by Padraic Gilligan, Vice President, Industry Relations, MCI
A Black and White Issue?
The furore around Arthur’s Day now stretches from domestic dining tables to the snugs of public houses, from office canteens to staff rooms in schools, from the letters pages of the broadsheets to the screaming headlines of the tabloids. It’s all over Twitter, Facebook and The Journal and Christy Moore’s anti-Arthur’s Day song is all over YouTube. There appears to be a ground swell of negative sentiment that this is a cynical marketing ploy by Diageo, the global corporation that owns the Guinness brand. There’s lots of self-righteous weeping and gnashing of teeth about the detrimental effects of alcohol and not too many voices are chiming in with positive commentary, other than those paid by Diageo.
Check out the A&E
Undoubtedly there is a disgusting, ugly underbelly to the drinking culture that prevails in Ireland today, prospering, particularly but not exclusively, amongst under age teenagers and young people in their twenties. Diageo’s Director of Corporate Affairs for Europe, Peter O’Brien, has been challenged to visit the Accident and Emergency department of Dublin’s public hospitals on Arthur’s Day to see first-hand what drink can do to people. He probably doesn’t need to go there at all as most Irish people have first hand, direct experience of the devastating impact that abuse of alcohol can have on families. It’s kind of part of who we are and, unfortunately, as predictable as a politician’s broken promise.
Mixed Messages from Government Circles
The ambiguity within the political spectrum is nicely highlighted by Ciaran Hancock in today’s Irish Times. He quotes Minister Alex White who labels the day as “contrived” stating “Diageo has invented Arthur’s Day as a pseudo-national holiday for the purposes of marketing its products – especially to young people” but Hancock then references other occasions, notably recent visits by Queen Elizabeth and President Obama, when government ministers chomp at the bit for photo ops drinking Guinness with the dignitaries.
The Dangers of Drink
I fully acknowledge the dangers of the demon drink and appreciate the analysis that leads the likes of Christy Moore, The Waterboys and my own buddy Andrew Basquille to pen clever anti Arthur’s Day ballads. However, I’m more and more uncomfortable with the head of negative steam around the event, particularly as there’s no acknowledgement whatsoever of the fact that, for the vast majority who won’t disgrace themselves or miss work next morning, Diageo has created a brilliant event.

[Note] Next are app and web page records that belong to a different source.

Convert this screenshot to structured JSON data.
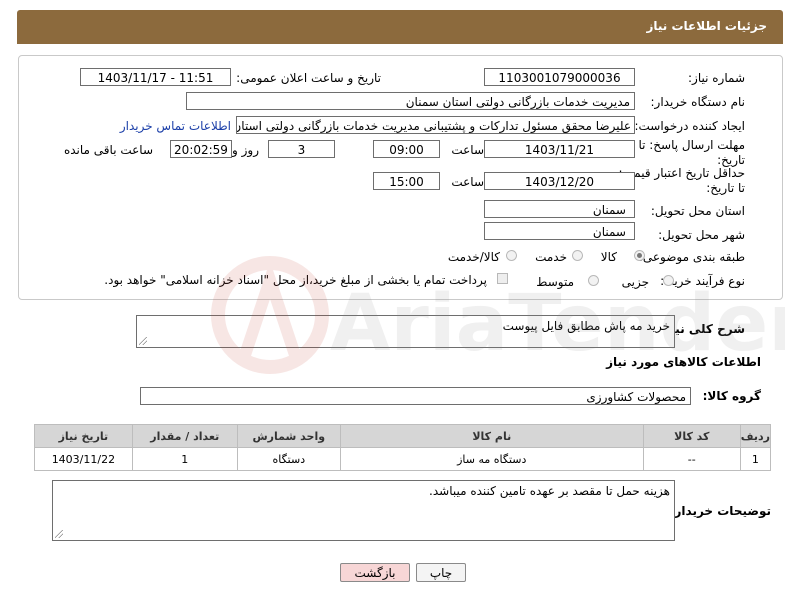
{
  "header": {
    "title": "جزئیات اطلاعات نیاز"
  },
  "form": {
    "need_number_label": "شماره نیاز:",
    "need_number": "1103001079000036",
    "announce_label": "تاریخ و ساعت اعلان عمومی:",
    "announce_value": "1403/11/17 - 11:51",
    "buyer_org_label": "نام دستگاه خریدار:",
    "buyer_org": "مدیریت خدمات بازرگانی دولتی استان سمنان",
    "creator_label": "ایجاد کننده درخواست:",
    "creator": "علیرضا محقق مسئول تدارکات و پشتیبانی مدیریت خدمات بازرگانی دولتی استان",
    "contact_link": "اطلاعات تماس خریدار",
    "reply_deadline_label": "مهلت ارسال پاسخ: تا تاریخ:",
    "reply_date": "1403/11/21",
    "time_label": "ساعت",
    "reply_time": "09:00",
    "days": "3",
    "days_label": "روز و",
    "remaining": "20:02:59",
    "remaining_label": "ساعت باقی مانده",
    "price_deadline_label": "حداقل تاریخ اعتبار قیمت: تا تاریخ:",
    "price_date": "1403/12/20",
    "price_time": "15:00",
    "province_label": "استان محل تحویل:",
    "province": "سمنان",
    "city_label": "شهر محل تحویل:",
    "city": "سمنان",
    "category_label": "طبقه بندی موضوعی:",
    "category_options": [
      "کالا",
      "خدمت",
      "کالا/خدمت"
    ],
    "purchase_type_label": "نوع فرآیند خرید :",
    "purchase_options": [
      "جزیی",
      "متوسط"
    ],
    "payment_note": "پرداخت تمام یا بخشی از مبلغ خرید،از محل \"اسناد خزانه اسلامی\" خواهد بود."
  },
  "description": {
    "label": "شرح کلی نیاز:",
    "value": "خرید مه پاش مطابق فایل پیوست"
  },
  "goods": {
    "section_title": "اطلاعات کالاهای مورد نیاز",
    "group_label": "گروه کالا:",
    "group_value": "محصولات کشاورزی",
    "columns": [
      "ردیف",
      "کد کالا",
      "نام کالا",
      "واحد شمارش",
      "تعداد / مقدار",
      "تاریخ نیاز"
    ],
    "rows": [
      [
        "1",
        "--",
        "دستگاه مه ساز",
        "دستگاه",
        "1",
        "1403/11/22"
      ]
    ]
  },
  "buyer_notes": {
    "label": "توضیحات خریدار:",
    "value": "هزینه حمل تا مقصد بر عهده تامین کننده میباشد."
  },
  "buttons": {
    "print": "چاپ",
    "back": "بازگشت"
  },
  "watermark": {
    "text": "AriaTender.net"
  },
  "colors": {
    "header": "#8c6a3d",
    "link": "#1a3ea8",
    "back_button_bg": "#f7d6d6"
  }
}
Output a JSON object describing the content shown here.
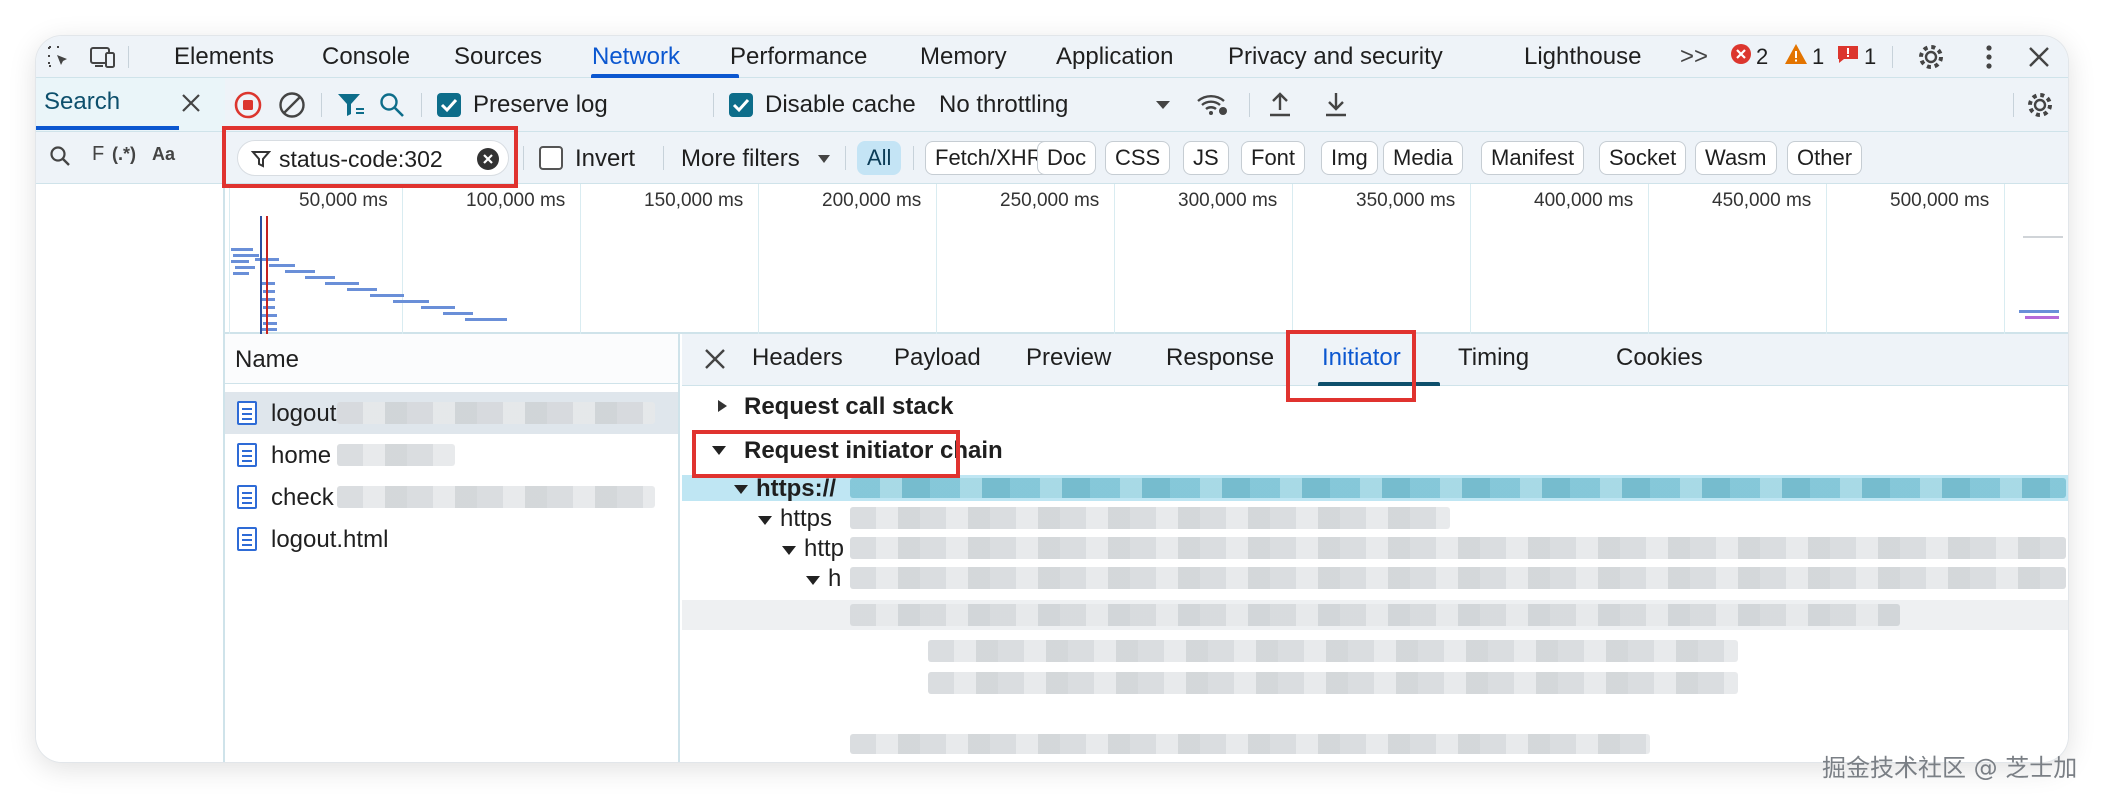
{
  "tabs": {
    "elements": "Elements",
    "console": "Console",
    "sources": "Sources",
    "network": "Network",
    "performance": "Performance",
    "memory": "Memory",
    "application": "Application",
    "privacy": "Privacy and security",
    "lighthouse": "Lighthouse",
    "more": ">>"
  },
  "counters": {
    "errors": "2",
    "warnings": "1",
    "issues": "1"
  },
  "search_panel": {
    "title": "Search",
    "option_case": "Aa",
    "option_regex": "(.*)"
  },
  "toolbar": {
    "preserve_log": "Preserve log",
    "preserve_log_checked": true,
    "disable_cache": "Disable cache",
    "disable_cache_checked": true,
    "throttling": "No throttling"
  },
  "filter": {
    "value": "status-code:302",
    "invert": "Invert",
    "invert_checked": false,
    "more_filters": "More filters",
    "types": [
      "All",
      "Fetch/XHR",
      "Doc",
      "CSS",
      "JS",
      "Font",
      "Img",
      "Media",
      "Manifest",
      "Socket",
      "Wasm",
      "Other"
    ],
    "active_type": "All"
  },
  "overview": {
    "ticks": [
      "50,000 ms",
      "100,000 ms",
      "150,000 ms",
      "200,000 ms",
      "250,000 ms",
      "300,000 ms",
      "350,000 ms",
      "400,000 ms",
      "450,000 ms",
      "500,000 ms"
    ]
  },
  "requests": {
    "header": "Name",
    "rows": [
      {
        "name": "logout",
        "selected": true
      },
      {
        "name": "home"
      },
      {
        "name": "check"
      },
      {
        "name": "logout.html"
      }
    ]
  },
  "detail": {
    "tabs": [
      "Headers",
      "Payload",
      "Preview",
      "Response",
      "Initiator",
      "Timing",
      "Cookies"
    ],
    "active_tab": "Initiator",
    "call_stack": "Request call stack",
    "initiator_chain": "Request initiator chain",
    "chain": [
      "https://",
      "https",
      "http",
      "h"
    ]
  },
  "watermark": "掘金技术社区 @ 芝士加",
  "colors": {
    "accent": "#0b57d0",
    "highlight_box": "#e0332f",
    "panel_bg": "#eef3f8",
    "chip_active": "#c4e4f5"
  }
}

Since its inception 5 years ago, in commemoration of the 250 anniversary of the leasing of St James Gate by Arthur Guinness, Arthur’s Day has evolved into a full scale showcase of Ireland’s talent and creativity with over 500 musical events taking place in pubs all over Ireland. Headline acts more accustomed to playing large venues and stadiums – The Script, Kodaline, The Manic Street Preachers and many others – will perform in pubs providing a rare, up-close-and-personal opportunity for lucky ticket holders to see them. The Guinness Storehouse will be transformed into a creative hub providing a shop window for a plethora of cultural and commercial projects which have applied to the “Arthur Guinness Projects” initiative for support.
Brand Association and Profiling
For Diageo, and for Guinness, the entire Arthur’s Day campaign is, without doubt, an excellent exercise in brand association and profiling. Sometimes regarded as an “Old Man’s Drink”, Arthur’s Day will allow Guinness to connect with a new emerging demographic and be linked with cool stuff like music (overall there’s an “indie” feel about the line up), edgy cultural initiatives, people celebrating etc. Arthur’s Day is indeed a brand and experiential marketing exercise but is it really any more cynical or dishonest than Pfizer’s Ageing campaign in the US, any L’Oreal advertisement or the Old Spice viral that everyone loved?
Guinness and Dublin
Nobody is mentioning, either, the extraordinary socio-economic legacy of Guinness in Dublin City which stretches right back to its origins 250 years ago and which, conceivably, might merit annual celebration in the shape of a toast to its founding father! The bricks and mortar side of this legacy can be seen today all over the city – Farmleigh, St Stephen’s Green, Ivy Gardens, St Patrick’s Cathedral to name but a few. The more enduring legacy, however, is probably in the hundreds and thousands of families who benefited from a benevolent, philanthropic employer who lived “Corporate Social Responsibility” (CSR) centuries before it became a trendy corporate buzzword.
I’ve listened to the ballads and I’ve read the critiques and, all in all, Arthur’s Day is not a matter of black and white. So while I further cogitate on its merits and demerits I’m lifting my glass of creamy porter and offering my toast “To Arthur”.
Padraic Gilligan works for MCI, a global communications and events company. He lives in Dublin and enjoys an occasional pint of Guinness. Credit to my buddy and business partner Pat Delaney for the genius headline above